Hopkins explained that the typical population she works with usually can’t handle deep tissue massages or that having heavier work done can make pain worse and send them into a spiral of despair. This is where her focus of reflexology comes in.

“The reflexology plays into that because it’s a whole body massage without needing to touch the whole body for people with touch aversions or too much pain,” she said.

Hopkins described reflexology as a massage therapy that focuses on the hands and feet of an individual. It was developed in England because of how the body develops in utero. Everything in the body is connected through the nervous system and connective tissue in the feet and hands. By touching specific areas, it can interact with certain organ systems. By doing this reflexively it’s less invasive, and in other countries to practice reflexology a medical degree is required.

Hopkins also does work with energy, the chakra system, and Reiki.

Hopkins’ therapy room. Credit: Samantha Goodman, FL1 News.

Jones and Hopkins explain that while some individuals may have skepticism for things like energy and Reiki, that their methods often end up in the same place with the same results.

Corey described her background before becoming involved in massage therapy recently.

“I was a photographer for eleven years, went to art school, I just needed something different in my life,” she explained. “I studied Reiki, I don’t currently practice it, but it kind of brought me to doing hands on work, it’s more meaningful.”

Corey graduated from Onondaga Community College in December of 2019 and was contacted by Shawn. She started her practice with F.L.O.A.T. soon after.

Corey’s therapy room. Credit: Samantha Goodman, FL1 News.

Besides just massage therapy services, there are also talk therapy services with Katheryn L’Heureux, a licensed clinical social worker.

“I offer individual, couples, and family therapy,” L’Heureux explained. “I’ve done a lot of work with the LGBTQ community and helping people transition. I’m very comfortable with that population and would say that’s an area where I’ve spent a lot of time.

L’Heureux’s talk therapy room. Credit: Samantha Goodman, FL1 News.

While F.L.O.A.T. currently offers a variety of services, Jones hopes to continue to expand and grow her space with other potential therapies, like art therapy.
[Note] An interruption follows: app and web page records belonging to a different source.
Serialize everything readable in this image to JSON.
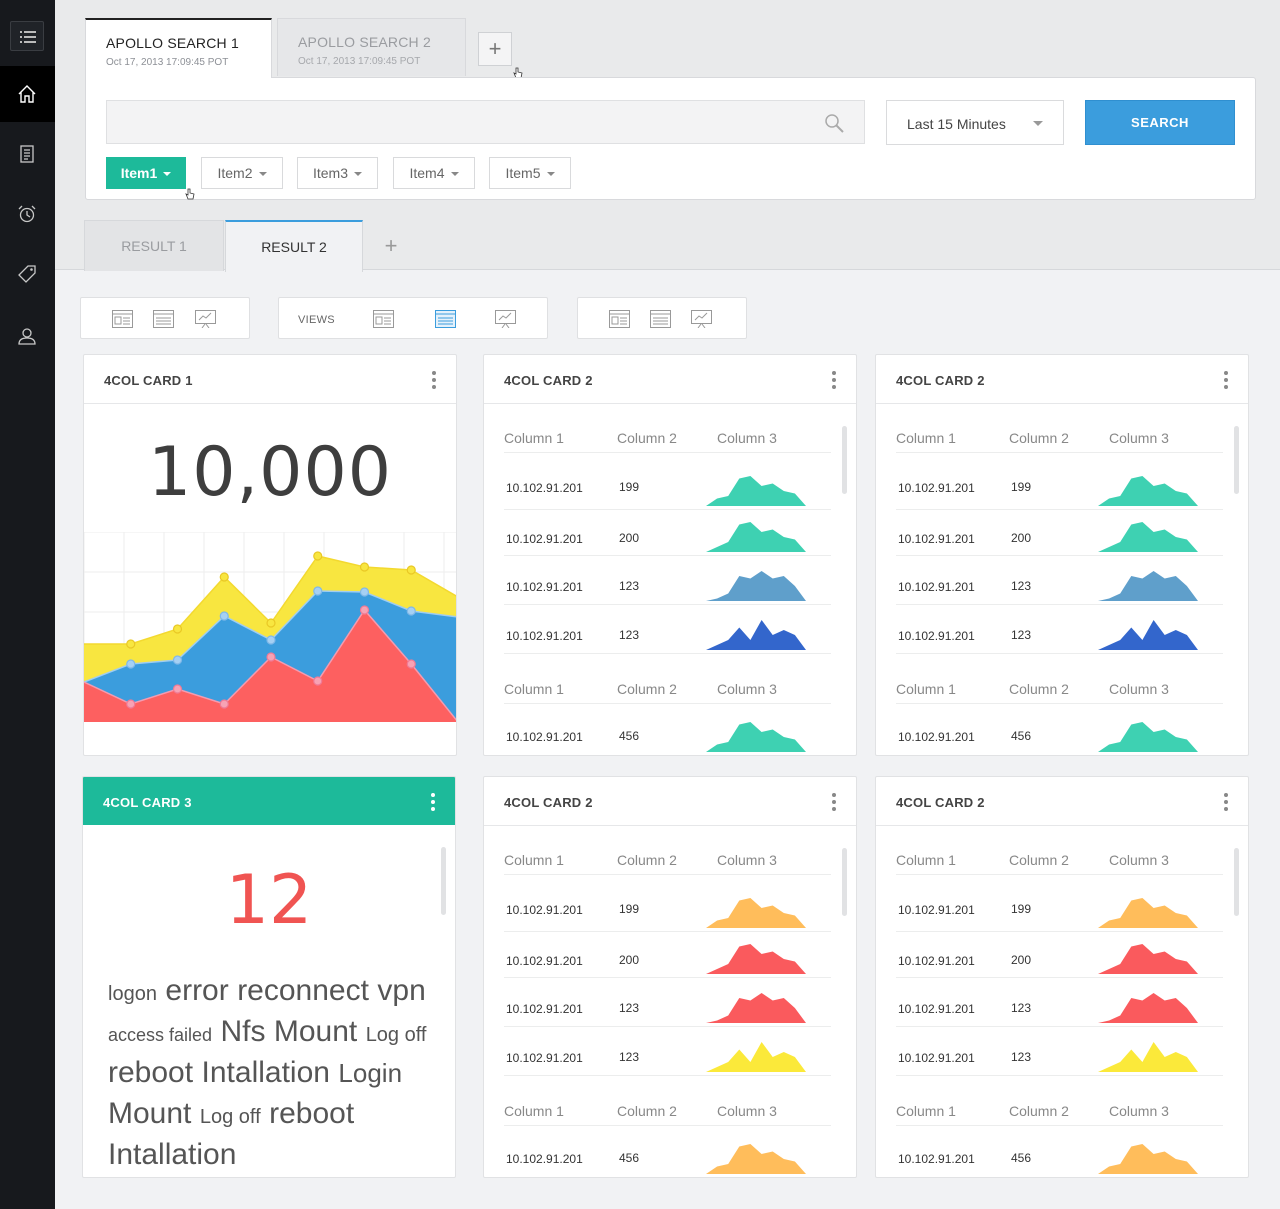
{
  "query_tabs": [
    {
      "title": "APOLLO SEARCH 1",
      "date": "Oct 17, 2013 17:09:45 POT"
    },
    {
      "title": "APOLLO SEARCH 2",
      "date": "Oct 17, 2013 17:09:45 POT"
    }
  ],
  "search": {
    "value": "",
    "placeholder": ""
  },
  "time_range": "Last 15 Minutes",
  "search_button": "SEARCH",
  "filters": [
    "Item1",
    "Item2",
    "Item3",
    "Item4",
    "Item5"
  ],
  "result_tabs": [
    "RESULT 1",
    "RESULT 2"
  ],
  "views_label": "VIEWS",
  "colors": {
    "accent_green": "#1dba9a",
    "accent_blue": "#3b9ddd",
    "chart_yellow": "#f8e640",
    "chart_blue": "#3b9ddd",
    "chart_red": "#fd6060",
    "spark_teal": "#3ed1b2",
    "spark_steel": "#5f9fcb",
    "spark_royal": "#3366cc",
    "spark_orange": "#ffbd5b",
    "spark_red": "#fa5a5d",
    "spark_yellow": "#fbe93a"
  },
  "card1": {
    "title": "4COL CARD 1",
    "big_number": "10,000",
    "chart_data": {
      "type": "area",
      "x": [
        0,
        1,
        2,
        3,
        4,
        5,
        6,
        7,
        8
      ],
      "series": [
        {
          "values": [
            0,
            0,
            0,
            0,
            0,
            0,
            0,
            0,
            0
          ]
        },
        {
          "values": [
            0,
            0,
            0,
            0,
            0,
            0,
            0,
            0,
            0
          ]
        },
        {
          "values": [
            0,
            0,
            0,
            0,
            0,
            0,
            0,
            0,
            0
          ]
        }
      ],
      "stacked_totals": [
        78,
        78,
        93,
        145,
        99,
        166,
        155,
        152,
        125
      ],
      "layer2_top": [
        40,
        58,
        62,
        106,
        82,
        131,
        130,
        111,
        105
      ],
      "layer1_top": [
        40,
        18,
        33,
        18,
        65,
        41,
        112,
        58,
        0
      ],
      "ylim": [
        0,
        190
      ]
    }
  },
  "card3": {
    "title": "4COL CARD 3",
    "count": "12",
    "words": [
      {
        "text": "logon",
        "size": 20
      },
      {
        "text": "error",
        "size": 30
      },
      {
        "text": "reconnect",
        "size": 30
      },
      {
        "text": "vpn",
        "size": 30
      },
      {
        "text": "access failed",
        "size": 18
      },
      {
        "text": "Nfs Mount",
        "size": 30
      },
      {
        "text": "Log off",
        "size": 20
      },
      {
        "text": "reboot",
        "size": 30
      },
      {
        "text": "Intallation",
        "size": 30
      },
      {
        "text": "Login",
        "size": 26
      },
      {
        "text": "Mount",
        "size": 30
      },
      {
        "text": "Log off",
        "size": 20
      },
      {
        "text": "reboot",
        "size": 30
      },
      {
        "text": "Intallation",
        "size": 30
      }
    ]
  },
  "table_cards": [
    {
      "title": "4COL CARD 2",
      "colors": [
        "teal",
        "teal",
        "steel",
        "royal",
        "teal"
      ]
    },
    {
      "title": "4COL CARD 2",
      "colors": [
        "teal",
        "teal",
        "steel",
        "royal",
        "teal"
      ]
    },
    {
      "title": "4COL CARD 2",
      "colors": [
        "orange",
        "red",
        "red",
        "yellow",
        "orange"
      ]
    },
    {
      "title": "4COL CARD 2",
      "colors": [
        "orange",
        "red",
        "red",
        "yellow",
        "orange"
      ]
    }
  ],
  "table": {
    "headers": [
      "Column 1",
      "Column 2",
      "Column 3"
    ],
    "rows1": [
      {
        "ip": "10.102.91.201",
        "val": "199"
      },
      {
        "ip": "10.102.91.201",
        "val": "200"
      },
      {
        "ip": "10.102.91.201",
        "val": "123"
      },
      {
        "ip": "10.102.91.201",
        "val": "123"
      }
    ],
    "rows2": [
      {
        "ip": "10.102.91.201",
        "val": "456"
      }
    ],
    "spark_values": [
      [
        0,
        3,
        4,
        11,
        12,
        8,
        9,
        6,
        5,
        0
      ],
      [
        0,
        2,
        4,
        11,
        12,
        8,
        9,
        6,
        5,
        0
      ],
      [
        0,
        1,
        3,
        10,
        9,
        12,
        9,
        10,
        6,
        0
      ],
      [
        0,
        2,
        4,
        9,
        4,
        12,
        6,
        8,
        6,
        0
      ],
      [
        0,
        3,
        4,
        11,
        12,
        8,
        9,
        6,
        5,
        0
      ]
    ]
  }
}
More information for the business can be found on their business page, as well as a description and way to contact each therapist.